- Work required: Report all lines in the records that hold the string "label".

- The data:
##############################

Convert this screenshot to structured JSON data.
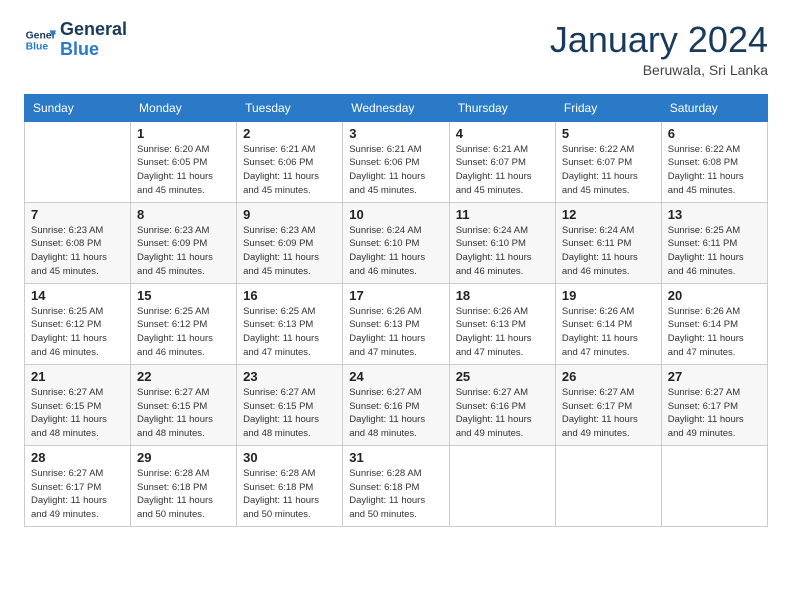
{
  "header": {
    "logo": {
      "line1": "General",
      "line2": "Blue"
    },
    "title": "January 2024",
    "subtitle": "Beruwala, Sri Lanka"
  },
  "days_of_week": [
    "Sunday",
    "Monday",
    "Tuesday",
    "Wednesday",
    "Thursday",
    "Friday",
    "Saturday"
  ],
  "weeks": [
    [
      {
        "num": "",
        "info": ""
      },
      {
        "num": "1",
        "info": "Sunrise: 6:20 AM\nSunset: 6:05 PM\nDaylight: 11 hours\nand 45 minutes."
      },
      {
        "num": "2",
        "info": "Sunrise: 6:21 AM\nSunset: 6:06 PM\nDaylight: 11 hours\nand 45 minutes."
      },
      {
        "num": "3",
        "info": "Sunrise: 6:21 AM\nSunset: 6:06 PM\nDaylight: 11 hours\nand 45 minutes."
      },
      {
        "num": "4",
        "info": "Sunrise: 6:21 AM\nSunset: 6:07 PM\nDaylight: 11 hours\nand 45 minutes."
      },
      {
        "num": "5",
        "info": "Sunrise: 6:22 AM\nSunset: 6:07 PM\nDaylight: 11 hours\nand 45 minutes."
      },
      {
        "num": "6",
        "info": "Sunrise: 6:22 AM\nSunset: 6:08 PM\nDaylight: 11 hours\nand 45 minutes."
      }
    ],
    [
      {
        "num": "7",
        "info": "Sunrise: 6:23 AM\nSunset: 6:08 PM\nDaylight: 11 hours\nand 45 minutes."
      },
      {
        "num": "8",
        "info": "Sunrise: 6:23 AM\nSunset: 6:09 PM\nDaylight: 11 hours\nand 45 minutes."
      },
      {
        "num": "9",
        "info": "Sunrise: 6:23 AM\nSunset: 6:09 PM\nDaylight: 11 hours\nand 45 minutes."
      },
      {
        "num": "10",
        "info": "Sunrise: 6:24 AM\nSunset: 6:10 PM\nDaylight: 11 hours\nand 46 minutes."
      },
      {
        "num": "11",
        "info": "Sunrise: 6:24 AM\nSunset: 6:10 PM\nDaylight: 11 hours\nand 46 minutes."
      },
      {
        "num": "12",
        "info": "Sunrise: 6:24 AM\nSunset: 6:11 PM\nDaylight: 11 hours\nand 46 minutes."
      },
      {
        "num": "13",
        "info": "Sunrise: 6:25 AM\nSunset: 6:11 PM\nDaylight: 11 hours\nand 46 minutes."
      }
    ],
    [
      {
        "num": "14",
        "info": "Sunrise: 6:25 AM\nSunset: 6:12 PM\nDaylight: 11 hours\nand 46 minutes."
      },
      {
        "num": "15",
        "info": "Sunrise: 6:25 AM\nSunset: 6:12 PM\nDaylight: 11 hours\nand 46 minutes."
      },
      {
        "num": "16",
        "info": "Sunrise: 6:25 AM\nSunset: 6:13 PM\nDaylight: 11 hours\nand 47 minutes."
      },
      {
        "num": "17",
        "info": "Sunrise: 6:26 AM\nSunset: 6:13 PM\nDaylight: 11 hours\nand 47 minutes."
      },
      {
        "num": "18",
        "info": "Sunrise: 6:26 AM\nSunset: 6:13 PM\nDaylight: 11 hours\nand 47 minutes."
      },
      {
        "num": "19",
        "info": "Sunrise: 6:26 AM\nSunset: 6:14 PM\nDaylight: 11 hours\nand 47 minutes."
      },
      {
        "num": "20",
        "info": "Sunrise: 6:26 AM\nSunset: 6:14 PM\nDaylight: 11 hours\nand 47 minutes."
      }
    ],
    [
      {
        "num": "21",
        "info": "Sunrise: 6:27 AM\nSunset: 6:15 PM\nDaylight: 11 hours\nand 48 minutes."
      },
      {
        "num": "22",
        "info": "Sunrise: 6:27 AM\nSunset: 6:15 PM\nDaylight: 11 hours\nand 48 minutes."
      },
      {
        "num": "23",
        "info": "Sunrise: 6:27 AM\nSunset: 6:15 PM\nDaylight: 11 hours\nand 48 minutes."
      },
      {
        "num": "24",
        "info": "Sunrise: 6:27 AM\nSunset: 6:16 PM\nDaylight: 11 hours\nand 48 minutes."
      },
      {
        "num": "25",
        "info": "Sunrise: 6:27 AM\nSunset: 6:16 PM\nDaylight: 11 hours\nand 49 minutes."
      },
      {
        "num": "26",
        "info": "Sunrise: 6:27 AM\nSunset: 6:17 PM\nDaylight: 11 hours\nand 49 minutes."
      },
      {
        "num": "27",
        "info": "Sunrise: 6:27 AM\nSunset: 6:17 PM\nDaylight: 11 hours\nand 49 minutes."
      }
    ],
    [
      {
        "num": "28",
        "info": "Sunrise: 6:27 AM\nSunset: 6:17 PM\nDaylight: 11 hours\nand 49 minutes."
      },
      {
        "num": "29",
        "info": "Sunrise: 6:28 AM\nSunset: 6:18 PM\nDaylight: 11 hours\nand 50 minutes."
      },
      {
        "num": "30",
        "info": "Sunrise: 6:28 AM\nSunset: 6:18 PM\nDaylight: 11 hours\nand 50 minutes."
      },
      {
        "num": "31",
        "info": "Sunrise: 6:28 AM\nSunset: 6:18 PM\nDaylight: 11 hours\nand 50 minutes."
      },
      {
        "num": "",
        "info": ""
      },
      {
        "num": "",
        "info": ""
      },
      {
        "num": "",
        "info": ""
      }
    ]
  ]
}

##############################

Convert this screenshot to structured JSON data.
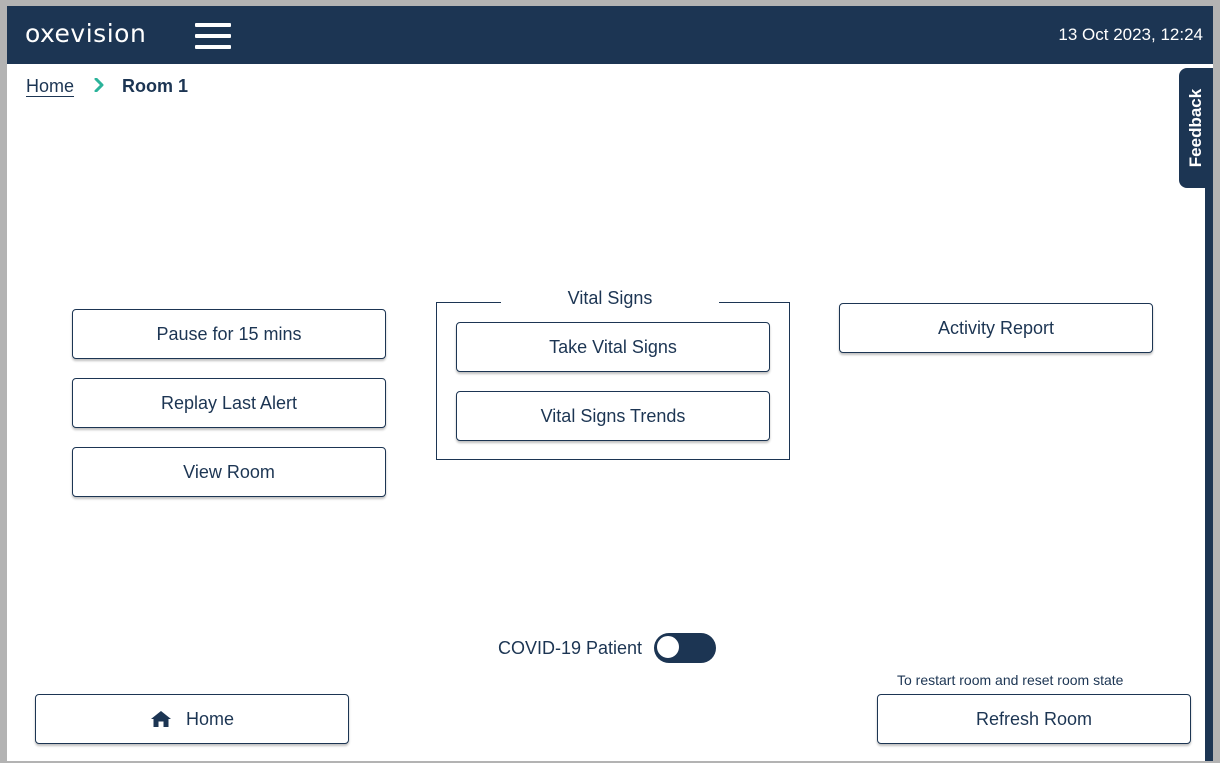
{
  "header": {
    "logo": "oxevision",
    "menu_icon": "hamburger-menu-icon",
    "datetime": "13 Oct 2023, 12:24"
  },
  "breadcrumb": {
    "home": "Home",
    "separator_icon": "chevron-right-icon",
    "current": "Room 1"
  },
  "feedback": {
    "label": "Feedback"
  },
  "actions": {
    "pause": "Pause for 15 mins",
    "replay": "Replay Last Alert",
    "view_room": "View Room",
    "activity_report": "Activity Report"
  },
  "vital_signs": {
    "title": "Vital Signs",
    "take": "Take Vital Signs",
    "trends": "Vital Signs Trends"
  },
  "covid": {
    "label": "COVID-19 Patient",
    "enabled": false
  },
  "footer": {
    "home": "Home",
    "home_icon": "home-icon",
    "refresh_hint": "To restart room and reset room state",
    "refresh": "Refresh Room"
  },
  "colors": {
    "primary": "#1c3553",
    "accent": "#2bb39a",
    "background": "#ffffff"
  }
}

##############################

- Task response:
    "label": "Feedback"
    "label": "COVID-19 Patient",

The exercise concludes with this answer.